Although the works were finished from the foundation of the world is a reminder that God entered into His rest on the seventh day after the six days of creation. Thus, the suggestion is that God has been in His rest since the completion of the creation.

 

Foundation is a term for beginning, and the works referred to here were finished, i.e. were made, were created, were fulfilled, or were performed.

 

From the foundation of the world suggests away from the foundation of the world and indicates separation. In other words, the works were finished at that time; and there have been no more works of creation since that time.

 

Verse 3 indicates that God entered His rest from the foundation of the world, i.e. when He finished the work of creation; and He has been in that rest ever since.

 

By contrast, believers enter rest when they trust Christ as Savior and are at rest with God, no longer seeking to earn their way to heaven. Eventually they will enter their heavenly rest and will spend eternity in heaven with the Lord Jesus Christ.

 

Hebrews 4:4 For he spake in a certain place of the seventh day on this wise, And God did rest the seventh day from all his works.

 

For introduces an explanation in the sense of now.

 

He spake is He has said or He has spoken, and He is God the Father.

 

In a certain place is somewhere and means particularly somewhere in the Scripture. This somewhere is Genesis 2:2 .

 

Genesis 2:2 And on the seventh day God ended his work which he had made; and he rested on the seventh day from all his work which he had made.

 

What God has spoken about is indicated by of the seventh day. It is He spoke somewhere concerning the seventh day or He spoke somewhere about the seventh day.

 

On this wise is in this way, in this manner, or as follows.

 

What He said was, And God did rest the seventh day from all his works.

 

The significance of the fact that, according to Hebrews 4:4 , God spoke in Genesis 2 is that God is thus viewed as the divine author of Genesis.

 

And God did rest is and God stopped or and God rested.

 

The seventh day is on the seventh day.

 

From all his works indicates what God rested from.

 

In other words, God finished the work of creation in six days. On the seventh day He ceased; He did not do any more creating; He rested.

 

His refers to God, and works refers to the works of creation.

 

Hebrews 4:5 And in this place again, If they shall enter into my rest.

 

Whereas in verse 4 God spoke of His rest after the six days of creation, in verse 5 the writer refers again to what He has said in verse 3 and speaks of the rest that is available to believers.

 

Again is once more or anew.

 

In this place refers to the quotation from Psalms 95:11 which has been referred to in Hebrews 3:11 and again in Hebrews 4:3 , If they shall enter into my rest.

 

It is used in the same sense here as in verse 3 as a literal translation of the phrase they shall not enter into my rest in 3:11.

 

Again the King James translators translated it one way in 3:11 and a different way here because the intent is not the same as in chapter 3.

 

Here it is used as a simple condition that is assumed for sake of discussion to be true; and again it is actually true.

 

Hence, if is to be understood in the sense of because, since, inasmuch as, or in view of the fact that.

 

Enter is come in or go in; and what they may enter is my rest, i.e. God’s rest. Thus, there is a rest into which God entered; and believers enter His rest.
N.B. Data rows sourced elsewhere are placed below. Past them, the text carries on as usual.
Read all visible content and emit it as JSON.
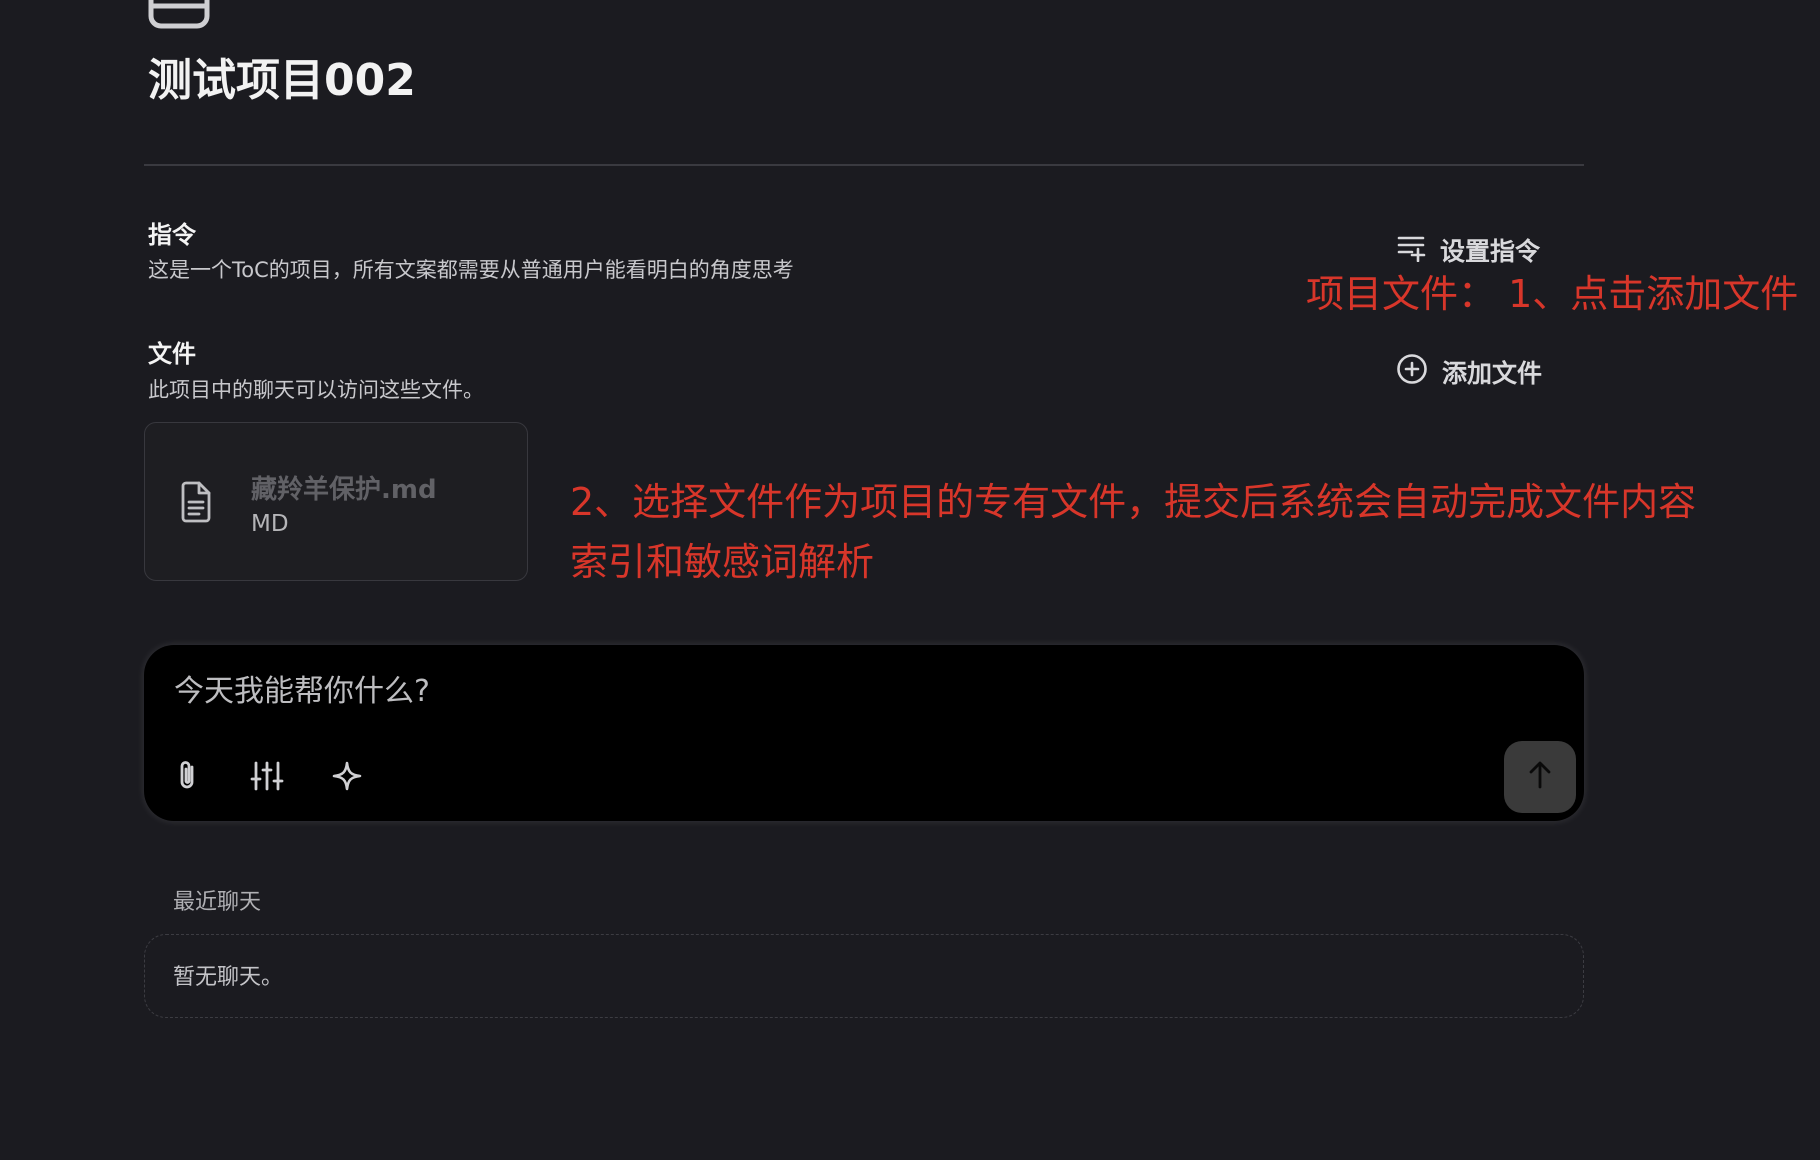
{
  "project": {
    "title": "测试项目002",
    "icon": "archive-box-icon"
  },
  "instructions": {
    "heading": "指令",
    "description": "这是一个ToC的项目，所有文案都需要从普通用户能看明白的角度思考",
    "action_label": "设置指令",
    "action_icon": "list-settings-icon"
  },
  "files": {
    "heading": "文件",
    "description": "此项目中的聊天可以访问这些文件。",
    "action_label": "添加文件",
    "action_icon": "plus-circle-icon",
    "items": [
      {
        "name": "藏羚羊保护.md",
        "type": "MD",
        "icon": "document-icon"
      }
    ]
  },
  "annotations": {
    "step1": "项目文件： 1、点击添加文件",
    "step2_line1": "2、选择文件作为项目的专有文件，提交后系统会自动完成文件内容",
    "step2_line2": "索引和敏感词解析",
    "color": "#d8362a"
  },
  "composer": {
    "placeholder": "今天我能帮你什么?",
    "tools": [
      "paperclip-icon",
      "sliders-icon",
      "sparkle-icon"
    ],
    "send_icon": "arrow-up-icon"
  },
  "recent": {
    "label": "最近聊天",
    "empty_text": "暂无聊天。"
  }
}
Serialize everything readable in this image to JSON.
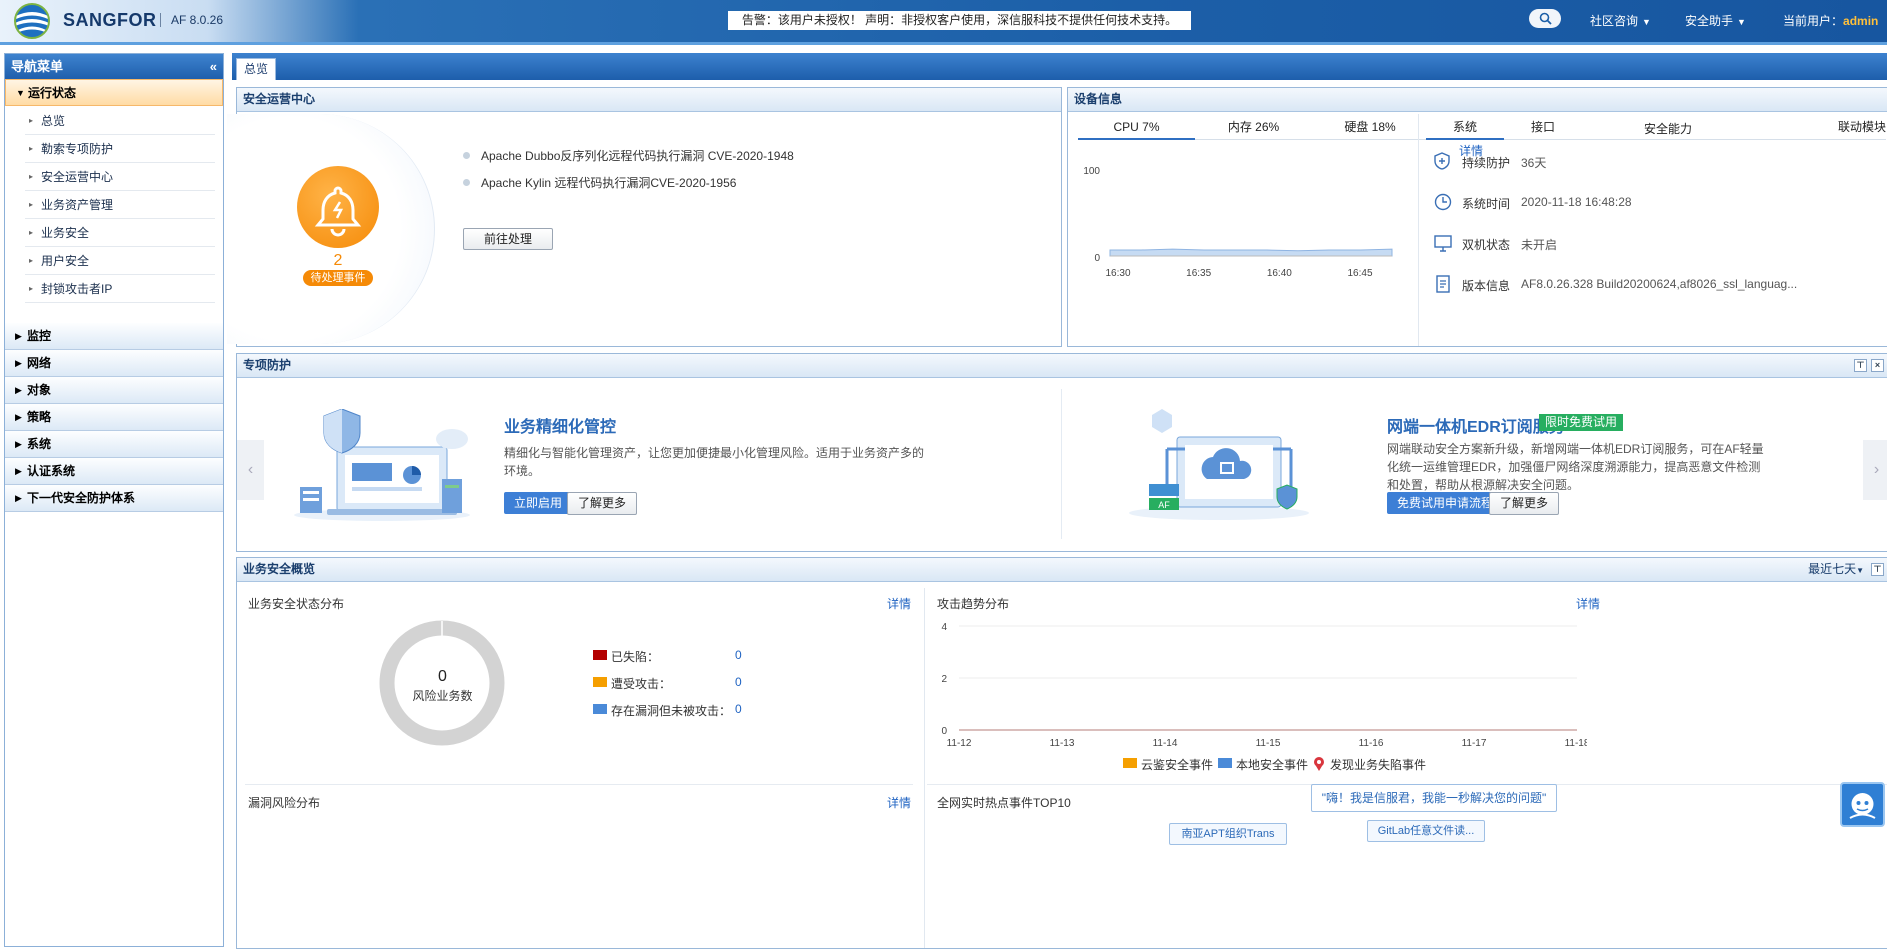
{
  "header": {
    "brand": "SANGFOR",
    "version": "AF 8.0.26",
    "notice": "告警：该用户未授权！   声明：非授权客户使用，深信服科技不提供任何技术支持。",
    "menu_community": "社区咨询",
    "menu_assistant": "安全助手",
    "user_label": "当前用户：",
    "user_name": "admin"
  },
  "sidebar": {
    "title": "导航菜单",
    "open_group": "运行状态",
    "items": [
      "总览",
      "勒索专项防护",
      "安全运营中心",
      "业务资产管理",
      "业务安全",
      "用户安全",
      "封锁攻击者IP"
    ],
    "groups": [
      "监控",
      "网络",
      "对象",
      "策略",
      "系统",
      "认证系统",
      "下一代安全防护体系"
    ]
  },
  "tabs": {
    "overview": "总览"
  },
  "soc": {
    "title": "安全运营中心",
    "pending_count": "2",
    "pending_label": "待处理事件",
    "events": [
      "Apache Dubbo反序列化远程代码执行漏洞 CVE-2020-1948",
      "Apache Kylin 远程代码执行漏洞CVE-2020-1956"
    ],
    "go_button": "前往处理"
  },
  "device": {
    "title": "设备信息",
    "metric_tabs": [
      "CPU 7%",
      "内存 26%",
      "硬盘 18%"
    ],
    "detail": "详情",
    "cpu_chart": {
      "y_ticks": [
        "100",
        "0"
      ],
      "x_ticks": [
        "16:30",
        "16:35",
        "16:40",
        "16:45"
      ]
    },
    "info_tabs": [
      "系统",
      "接口",
      "安全能力",
      "联动模块"
    ],
    "rows": [
      {
        "label": "持续防护",
        "value": "36天"
      },
      {
        "label": "系统时间",
        "value": "2020-11-18 16:48:28"
      },
      {
        "label": "双机状态",
        "value": "未开启"
      },
      {
        "label": "版本信息",
        "value": "AF8.0.26.328 Build20200624,af8026_ssl_languag..."
      }
    ]
  },
  "special": {
    "title": "专项防护",
    "card1": {
      "title": "业务精细化管控",
      "desc": "精细化与智能化管理资产，让您更加便捷最小化管理风险。适用于业务资产多的环境。",
      "primary": "立即启用",
      "secondary": "了解更多"
    },
    "card2": {
      "title": "网端一体机EDR订阅服务",
      "badge": "限时免费试用",
      "desc": "网端联动安全方案新升级，新增网端一体机EDR订阅服务，可在AF轻量化统一运维管理EDR，加强僵尸网络深度溯源能力，提高恶意文件检测和处置，帮助从根源解决安全问题。",
      "primary": "免费试用申请流程",
      "secondary": "了解更多",
      "af_tag": "AF"
    }
  },
  "biz": {
    "title": "业务安全概览",
    "range": "最近七天",
    "status_title": "业务安全状态分布",
    "detail": "详情",
    "donut_count": "0",
    "donut_label": "风险业务数",
    "legend": [
      {
        "label": "已失陷：",
        "value": "0",
        "color": "#b30000"
      },
      {
        "label": "遭受攻击：",
        "value": "0",
        "color": "#f59f00"
      },
      {
        "label": "存在漏洞但未被攻击：",
        "value": "0",
        "color": "#4a8ad8"
      }
    ],
    "trend_title": "攻击趋势分布",
    "vuln_title": "漏洞风险分布",
    "hot_title": "全网实时热点事件TOP10",
    "hot_items": [
      "南亚APT组织Trans",
      "GitLab任意文件读..."
    ],
    "bot_msg": "\"嗨！我是信服君，我能一秒解决您的问题\""
  },
  "chart_data": [
    {
      "type": "line",
      "title": "",
      "x": [
        "16:30",
        "16:35",
        "16:40",
        "16:45"
      ],
      "ylim": [
        0,
        100
      ],
      "series": [
        {
          "values": [
            7,
            7,
            8,
            7,
            7,
            7,
            6,
            7,
            7,
            8
          ]
        }
      ]
    },
    {
      "type": "pie",
      "title": "业务安全状态分布",
      "categories": [
        "已失陷",
        "遭受攻击",
        "存在漏洞但未被攻击"
      ],
      "values": [
        0,
        0,
        0
      ]
    },
    {
      "type": "line",
      "title": "攻击趋势分布",
      "x": [
        "11-12",
        "11-13",
        "11-14",
        "11-15",
        "11-16",
        "11-17",
        "11-18"
      ],
      "ylim": [
        0,
        4
      ],
      "y_ticks": [
        "4",
        "2",
        "0"
      ],
      "series": [
        {
          "name": "云鉴安全事件",
          "color": "#f59f00",
          "values": [
            0,
            0,
            0,
            0,
            0,
            0,
            0
          ]
        },
        {
          "name": "本地安全事件",
          "color": "#4a8ad8",
          "values": [
            0,
            0,
            0,
            0,
            0,
            0,
            0
          ]
        },
        {
          "name": "发现业务失陷事件",
          "color": "#d9363e",
          "values": [
            0,
            0,
            0,
            0,
            0,
            0,
            0
          ]
        }
      ]
    }
  ]
}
CONCLUSION:

 

Be certain that you have entered God’s rest by receiving Jesus Christ as your personal Savior from sin and its consequences.